> _Task requirements_: Output all records precisely as written.
::::::
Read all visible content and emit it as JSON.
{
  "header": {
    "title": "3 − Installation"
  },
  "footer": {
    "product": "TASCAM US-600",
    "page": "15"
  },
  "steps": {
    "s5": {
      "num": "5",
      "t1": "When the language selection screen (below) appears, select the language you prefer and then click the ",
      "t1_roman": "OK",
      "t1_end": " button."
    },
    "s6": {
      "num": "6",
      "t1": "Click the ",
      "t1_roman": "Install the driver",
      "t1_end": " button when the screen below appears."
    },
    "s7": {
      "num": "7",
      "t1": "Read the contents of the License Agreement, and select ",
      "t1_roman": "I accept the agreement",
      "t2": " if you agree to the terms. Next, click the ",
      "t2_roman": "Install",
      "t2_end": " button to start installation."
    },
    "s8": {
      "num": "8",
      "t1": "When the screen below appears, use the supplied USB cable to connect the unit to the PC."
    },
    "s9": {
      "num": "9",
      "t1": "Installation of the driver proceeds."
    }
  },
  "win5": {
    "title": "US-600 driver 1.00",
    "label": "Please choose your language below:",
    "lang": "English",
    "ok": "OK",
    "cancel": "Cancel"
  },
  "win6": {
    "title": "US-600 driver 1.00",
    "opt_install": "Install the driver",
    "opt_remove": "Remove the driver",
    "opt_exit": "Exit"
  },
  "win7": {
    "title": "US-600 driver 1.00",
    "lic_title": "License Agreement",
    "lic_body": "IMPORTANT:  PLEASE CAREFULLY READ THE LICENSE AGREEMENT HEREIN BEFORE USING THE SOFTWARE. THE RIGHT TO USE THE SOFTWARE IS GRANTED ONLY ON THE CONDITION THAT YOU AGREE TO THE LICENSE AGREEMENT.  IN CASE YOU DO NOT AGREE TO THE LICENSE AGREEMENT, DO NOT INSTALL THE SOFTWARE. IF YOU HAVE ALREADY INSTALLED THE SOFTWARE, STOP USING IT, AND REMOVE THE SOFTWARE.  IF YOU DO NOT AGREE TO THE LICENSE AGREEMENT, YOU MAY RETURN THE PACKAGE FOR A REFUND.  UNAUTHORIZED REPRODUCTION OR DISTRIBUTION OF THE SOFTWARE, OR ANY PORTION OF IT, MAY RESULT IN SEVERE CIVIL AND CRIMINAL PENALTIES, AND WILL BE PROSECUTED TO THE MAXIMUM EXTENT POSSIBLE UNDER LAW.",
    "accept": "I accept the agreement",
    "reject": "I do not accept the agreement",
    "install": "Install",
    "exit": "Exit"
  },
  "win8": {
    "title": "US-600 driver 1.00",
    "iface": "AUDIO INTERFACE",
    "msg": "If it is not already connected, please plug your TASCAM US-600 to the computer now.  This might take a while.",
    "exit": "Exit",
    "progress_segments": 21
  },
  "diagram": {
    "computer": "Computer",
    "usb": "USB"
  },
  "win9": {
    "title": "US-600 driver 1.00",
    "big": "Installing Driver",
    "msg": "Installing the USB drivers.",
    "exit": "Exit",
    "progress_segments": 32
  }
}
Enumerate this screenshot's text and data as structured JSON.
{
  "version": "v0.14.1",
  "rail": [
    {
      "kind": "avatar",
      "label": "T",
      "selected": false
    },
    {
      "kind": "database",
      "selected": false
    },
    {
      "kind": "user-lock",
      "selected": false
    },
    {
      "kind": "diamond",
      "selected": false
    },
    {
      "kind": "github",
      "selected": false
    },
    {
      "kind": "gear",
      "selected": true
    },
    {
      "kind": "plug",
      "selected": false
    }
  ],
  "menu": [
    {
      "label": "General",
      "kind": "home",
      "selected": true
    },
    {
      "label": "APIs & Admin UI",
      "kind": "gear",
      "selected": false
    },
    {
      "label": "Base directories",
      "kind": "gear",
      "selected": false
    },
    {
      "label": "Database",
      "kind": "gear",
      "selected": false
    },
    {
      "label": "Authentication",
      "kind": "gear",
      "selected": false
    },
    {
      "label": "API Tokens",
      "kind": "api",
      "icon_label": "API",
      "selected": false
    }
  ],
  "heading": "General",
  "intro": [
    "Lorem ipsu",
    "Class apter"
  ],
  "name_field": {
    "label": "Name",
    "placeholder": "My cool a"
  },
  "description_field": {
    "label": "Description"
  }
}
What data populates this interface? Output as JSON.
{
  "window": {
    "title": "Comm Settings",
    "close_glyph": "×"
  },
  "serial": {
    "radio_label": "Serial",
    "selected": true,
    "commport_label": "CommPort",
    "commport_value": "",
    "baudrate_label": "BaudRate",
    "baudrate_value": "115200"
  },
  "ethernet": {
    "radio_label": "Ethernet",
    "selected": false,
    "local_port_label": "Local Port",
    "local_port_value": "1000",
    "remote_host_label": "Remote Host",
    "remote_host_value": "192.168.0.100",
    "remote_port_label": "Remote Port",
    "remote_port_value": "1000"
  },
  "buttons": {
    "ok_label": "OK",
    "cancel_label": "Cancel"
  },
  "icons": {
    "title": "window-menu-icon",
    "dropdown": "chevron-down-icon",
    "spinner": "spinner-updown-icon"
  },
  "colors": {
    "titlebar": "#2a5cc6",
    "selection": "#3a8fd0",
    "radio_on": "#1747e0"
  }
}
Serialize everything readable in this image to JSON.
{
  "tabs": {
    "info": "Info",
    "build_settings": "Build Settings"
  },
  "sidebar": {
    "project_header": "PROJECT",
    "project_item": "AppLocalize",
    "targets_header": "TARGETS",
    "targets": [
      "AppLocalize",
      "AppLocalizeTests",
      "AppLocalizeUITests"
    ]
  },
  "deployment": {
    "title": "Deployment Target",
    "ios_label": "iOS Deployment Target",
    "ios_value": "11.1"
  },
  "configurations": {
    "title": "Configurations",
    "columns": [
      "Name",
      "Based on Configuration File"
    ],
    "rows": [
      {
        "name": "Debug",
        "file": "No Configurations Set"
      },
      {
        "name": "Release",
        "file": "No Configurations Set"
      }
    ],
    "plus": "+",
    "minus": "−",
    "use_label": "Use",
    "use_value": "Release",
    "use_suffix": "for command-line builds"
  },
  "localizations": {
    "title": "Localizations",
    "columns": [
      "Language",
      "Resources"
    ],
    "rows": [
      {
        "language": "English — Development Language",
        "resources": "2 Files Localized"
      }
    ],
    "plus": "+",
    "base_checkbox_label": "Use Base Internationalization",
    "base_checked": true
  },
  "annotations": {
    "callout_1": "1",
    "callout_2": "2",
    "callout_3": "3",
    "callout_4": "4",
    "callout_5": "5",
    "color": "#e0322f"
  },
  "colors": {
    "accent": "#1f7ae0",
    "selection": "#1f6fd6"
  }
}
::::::
> _Response area_:
Read all visible content and emit it as JSON.
{
  "header": {
    "title": "3 − Installation"
  },
  "footer": {
    "product": "TASCAM US-600",
    "page": "15"
  },
  "steps": {
    "s5": {
      "num": "5",
      "t1": "When the language selection screen (below) appears, select the language you prefer and then click the ",
      "t1_roman": "OK",
      "t1_end": " button."
    },
    "s6": {
      "num": "6",
      "t1": "Click the ",
      "t1_roman": "Install the driver",
      "t1_end": " button when the screen below appears."
    },
    "s7": {
      "num": "7",
      "t1": "Read the contents of the License Agreement, and select ",
      "t1_roman": "I accept the agreement",
      "t2": " if you agree to the terms. Next, click the ",
      "t2_roman": "Install",
      "t2_end": " button to start installation."
    },
    "s8": {
      "num": "8",
      "t1": "When the screen below appears, use the supplied USB cable to connect the unit to the PC."
    },
    "s9": {
      "num": "9",
      "t1": "Installation of the driver proceeds."
    }
  },
  "win5": {
    "title": "US-600 driver 1.00",
    "label": "Please choose your language below:",
    "lang": "English",
    "ok": "OK",
    "cancel": "Cancel"
  },
  "win6": {
    "title": "US-600 driver 1.00",
    "opt_install": "Install the driver",
    "opt_remove": "Remove the driver",
    "opt_exit": "Exit"
  },
  "win7": {
    "title": "US-600 driver 1.00",
    "lic_title": "License Agreement",
    "lic_body": "IMPORTANT:  PLEASE CAREFULLY READ THE LICENSE AGREEMENT HEREIN BEFORE USING THE SOFTWARE. THE RIGHT TO USE THE SOFTWARE IS GRANTED ONLY ON THE CONDITION THAT YOU AGREE TO THE LICENSE AGREEMENT.  IN CASE YOU DO NOT AGREE TO THE LICENSE AGREEMENT, DO NOT INSTALL THE SOFTWARE. IF YOU HAVE ALREADY INSTALLED THE SOFTWARE, STOP USING IT, AND REMOVE THE SOFTWARE.  IF YOU DO NOT AGREE TO THE LICENSE AGREEMENT, YOU MAY RETURN THE PACKAGE FOR A REFUND.  UNAUTHORIZED REPRODUCTION OR DISTRIBUTION OF THE SOFTWARE, OR ANY PORTION OF IT, MAY RESULT IN SEVERE CIVIL AND CRIMINAL PENALTIES, AND WILL BE PROSECUTED TO THE MAXIMUM EXTENT POSSIBLE UNDER LAW.",
    "accept": "I accept the agreement",
    "reject": "I do not accept the agreement",
    "install": "Install",
    "exit": "Exit"
  },
  "win8": {
    "title": "US-600 driver 1.00",
    "iface": "AUDIO INTERFACE",
    "msg": "If it is not already connected, please plug your TASCAM US-600 to the computer now.  This might take a while.",
    "exit": "Exit",
    "progress_segments": 21
  },
  "diagram": {
    "computer": "Computer",
    "usb": "USB"
  },
  "win9": {
    "title": "US-600 driver 1.00",
    "big": "Installing Driver",
    "msg": "Installing the USB drivers.",
    "exit": "Exit",
    "progress_segments": 32
  }
}
Enumerate this screenshot's text and data as structured JSON.
{
  "version": "v0.14.1",
  "rail": [
    {
      "kind": "avatar",
      "label": "T",
      "selected": false
    },
    {
      "kind": "database",
      "selected": false
    },
    {
      "kind": "user-lock",
      "selected": false
    },
    {
      "kind": "diamond",
      "selected": false
    },
    {
      "kind": "github",
      "selected": false
    },
    {
      "kind": "gear",
      "selected": true
    },
    {
      "kind": "plug",
      "selected": false
    }
  ],
  "menu": [
    {
      "label": "General",
      "kind": "home",
      "selected": true
    },
    {
      "label": "APIs & Admin UI",
      "kind": "gear",
      "selected": false
    },
    {
      "label": "Base directories",
      "kind": "gear",
      "selected": false
    },
    {
      "label": "Database",
      "kind": "gear",
      "selected": false
    },
    {
      "label": "Authentication",
      "kind": "gear",
      "selected": false
    },
    {
      "label": "API Tokens",
      "kind": "api",
      "icon_label": "API",
      "selected": false
    }
  ],
  "heading": "General",
  "intro": [
    "Lorem ipsu",
    "Class apter"
  ],
  "name_field": {
    "label": "Name",
    "placeholder": "My cool a"
  },
  "description_field": {
    "label": "Description"
  }
}
What data populates this interface? Output as JSON.
{
  "window": {
    "title": "Comm Settings",
    "close_glyph": "×"
  },
  "serial": {
    "radio_label": "Serial",
    "selected": true,
    "commport_label": "CommPort",
    "commport_value": "",
    "baudrate_label": "BaudRate",
    "baudrate_value": "115200"
  },
  "ethernet": {
    "radio_label": "Ethernet",
    "selected": false,
    "local_port_label": "Local Port",
    "local_port_value": "1000",
    "remote_host_label": "Remote Host",
    "remote_host_value": "192.168.0.100",
    "remote_port_label": "Remote Port",
    "remote_port_value": "1000"
  },
  "buttons": {
    "ok_label": "OK",
    "cancel_label": "Cancel"
  },
  "icons": {
    "title": "window-menu-icon",
    "dropdown": "chevron-down-icon",
    "spinner": "spinner-updown-icon"
  },
  "colors": {
    "titlebar": "#2a5cc6",
    "selection": "#3a8fd0",
    "radio_on": "#1747e0"
  }
}
Serialize everything readable in this image to JSON.
{
  "tabs": {
    "info": "Info",
    "build_settings": "Build Settings"
  },
  "sidebar": {
    "project_header": "PROJECT",
    "project_item": "AppLocalize",
    "targets_header": "TARGETS",
    "targets": [
      "AppLocalize",
      "AppLocalizeTests",
      "AppLocalizeUITests"
    ]
  },
  "deployment": {
    "title": "Deployment Target",
    "ios_label": "iOS Deployment Target",
    "ios_value": "11.1"
  },
  "configurations": {
    "title": "Configurations",
    "columns": [
      "Name",
      "Based on Configuration File"
    ],
    "rows": [
      {
        "name": "Debug",
        "file": "No Configurations Set"
      },
      {
        "name": "Release",
        "file": "No Configurations Set"
      }
    ],
    "plus": "+",
    "minus": "−",
    "use_label": "Use",
    "use_value": "Release",
    "use_suffix": "for command-line builds"
  },
  "localizations": {
    "title": "Localizations",
    "columns": [
      "Language",
      "Resources"
    ],
    "rows": [
      {
        "language": "English — Development Language",
        "resources": "2 Files Localized"
      }
    ],
    "plus": "+",
    "base_checkbox_label": "Use Base Internationalization",
    "base_checked": true
  },
  "annotations": {
    "callout_1": "1",
    "callout_2": "2",
    "callout_3": "3",
    "callout_4": "4",
    "callout_5": "5",
    "color": "#e0322f"
  },
  "colors": {
    "accent": "#1f7ae0",
    "selection": "#1f6fd6"
  }
}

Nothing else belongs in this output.